Other non-core assets which are currently for sale are the Rockies, the Gulf Coast and the mid-Continent assets.
Investing In The Future
For 2014 Devon will invest between $5.0 and $5.4 billion, notably in the Permian Basin, The Eagle Ford and Heavy Oil. These investments are made to accelerate the development in high-margin projects, while at the same time Devon remains committed to contain and reduce debt while repurchasing shares and increasing its dividend.
At the first quarter earnings presentation Devon reported a balance sheet holding $2.1 billion in cash and $15.4 billion in debt. Following the Canadian divestment its net debt position will have shrunk to $9 billion.

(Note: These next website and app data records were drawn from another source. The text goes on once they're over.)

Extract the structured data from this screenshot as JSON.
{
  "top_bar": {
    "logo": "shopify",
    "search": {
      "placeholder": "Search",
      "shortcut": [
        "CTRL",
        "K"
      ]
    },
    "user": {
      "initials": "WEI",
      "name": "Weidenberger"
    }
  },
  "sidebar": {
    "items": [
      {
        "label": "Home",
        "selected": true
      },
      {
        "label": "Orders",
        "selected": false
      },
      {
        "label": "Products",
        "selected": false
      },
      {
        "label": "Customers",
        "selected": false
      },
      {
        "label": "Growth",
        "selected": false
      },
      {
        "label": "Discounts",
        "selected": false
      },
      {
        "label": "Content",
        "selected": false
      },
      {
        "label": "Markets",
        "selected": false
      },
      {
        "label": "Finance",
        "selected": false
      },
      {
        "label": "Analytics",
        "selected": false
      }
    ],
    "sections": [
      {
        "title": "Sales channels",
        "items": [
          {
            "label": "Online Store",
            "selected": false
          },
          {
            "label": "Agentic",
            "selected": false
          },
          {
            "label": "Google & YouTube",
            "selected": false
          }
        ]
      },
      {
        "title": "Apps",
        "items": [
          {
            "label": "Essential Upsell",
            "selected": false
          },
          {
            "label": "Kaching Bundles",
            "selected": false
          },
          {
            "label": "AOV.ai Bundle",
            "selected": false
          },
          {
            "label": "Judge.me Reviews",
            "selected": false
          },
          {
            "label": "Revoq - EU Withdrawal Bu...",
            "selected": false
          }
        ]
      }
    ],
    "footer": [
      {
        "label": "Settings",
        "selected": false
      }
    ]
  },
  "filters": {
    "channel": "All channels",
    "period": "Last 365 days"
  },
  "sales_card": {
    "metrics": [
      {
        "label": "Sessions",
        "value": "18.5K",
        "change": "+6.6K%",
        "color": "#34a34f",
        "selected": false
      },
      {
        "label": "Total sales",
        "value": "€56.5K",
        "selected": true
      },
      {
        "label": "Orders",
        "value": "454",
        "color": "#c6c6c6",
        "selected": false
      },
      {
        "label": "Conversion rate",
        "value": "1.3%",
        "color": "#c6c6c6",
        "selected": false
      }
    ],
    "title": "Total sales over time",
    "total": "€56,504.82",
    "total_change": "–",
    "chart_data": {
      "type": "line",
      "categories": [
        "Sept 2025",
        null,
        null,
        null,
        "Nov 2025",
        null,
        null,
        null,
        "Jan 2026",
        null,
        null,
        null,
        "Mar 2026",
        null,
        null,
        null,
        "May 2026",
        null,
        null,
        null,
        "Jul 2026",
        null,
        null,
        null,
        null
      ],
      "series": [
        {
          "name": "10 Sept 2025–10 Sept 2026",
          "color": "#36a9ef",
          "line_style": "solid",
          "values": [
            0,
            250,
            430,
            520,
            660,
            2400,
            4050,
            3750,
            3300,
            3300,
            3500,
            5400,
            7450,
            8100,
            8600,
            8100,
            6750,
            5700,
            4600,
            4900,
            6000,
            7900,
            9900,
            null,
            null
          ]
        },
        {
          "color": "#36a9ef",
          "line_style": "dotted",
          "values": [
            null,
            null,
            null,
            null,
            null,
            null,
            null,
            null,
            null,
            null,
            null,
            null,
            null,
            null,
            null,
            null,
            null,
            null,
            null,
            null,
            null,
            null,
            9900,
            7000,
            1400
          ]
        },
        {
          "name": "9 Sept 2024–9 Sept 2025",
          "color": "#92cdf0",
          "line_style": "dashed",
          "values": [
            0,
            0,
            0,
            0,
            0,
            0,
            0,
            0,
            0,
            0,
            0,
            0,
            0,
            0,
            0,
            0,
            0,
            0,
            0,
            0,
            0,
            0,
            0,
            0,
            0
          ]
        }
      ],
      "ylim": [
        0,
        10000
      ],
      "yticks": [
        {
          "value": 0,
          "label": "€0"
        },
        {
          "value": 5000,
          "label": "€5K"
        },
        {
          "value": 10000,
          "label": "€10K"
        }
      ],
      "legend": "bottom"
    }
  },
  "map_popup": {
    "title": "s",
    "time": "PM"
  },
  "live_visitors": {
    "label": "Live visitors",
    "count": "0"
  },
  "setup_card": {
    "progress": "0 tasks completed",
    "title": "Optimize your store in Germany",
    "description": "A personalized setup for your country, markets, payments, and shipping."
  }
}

At the same time, Devon managed to reduce its outstanding share base over the past years, while paying out a moderate dividend of $0.24 per share on a quarterly basis, providing investors with a 1.4% dividend yield.
At this pace annual revenues of more than $15 billion should be attainable while adjusted earnings could come in anywhere between $2 and $2.5 billion in my opinion.
At $71 per share, Devon Energy is valued at close to $29 billion. This would value equity in the firm at around 2 times annual revenues and 13 times adjusted earnings.
Takeaway For Investors
Devon is making similar strategic moves like all of its competitors. It is selling non-core assets, foreign assets and is shifting production from natural gas to higher yielding oil properties.
The company made recent transformational moves as well selling its Canadian properties in order to acquire the Eagle Ford assets. These are expected to report significant growth going ahead.
These moves allow for future production growth in politically stable areas in very lucrative production areas. While the debt position is a bit on the high side, the leverage is not a big issue thanks to production hedges and strong operational cash flows. On top of this, sales of other non-core assets could allow for a further reduction in leverage.
I still like the stock a lot, but shares have already risen some 15% year to date, making me a buyer on dips.
Disclosure: I have no positions in any stocks mentioned, and no plans to initiate any positions within the next 72 hours. I wrote this article myself, and it expresses my own opinions. I am not receiving compensation for it (other than from Seeking Alpha). I have no business relationship with any company whose stock is mentioned in this article.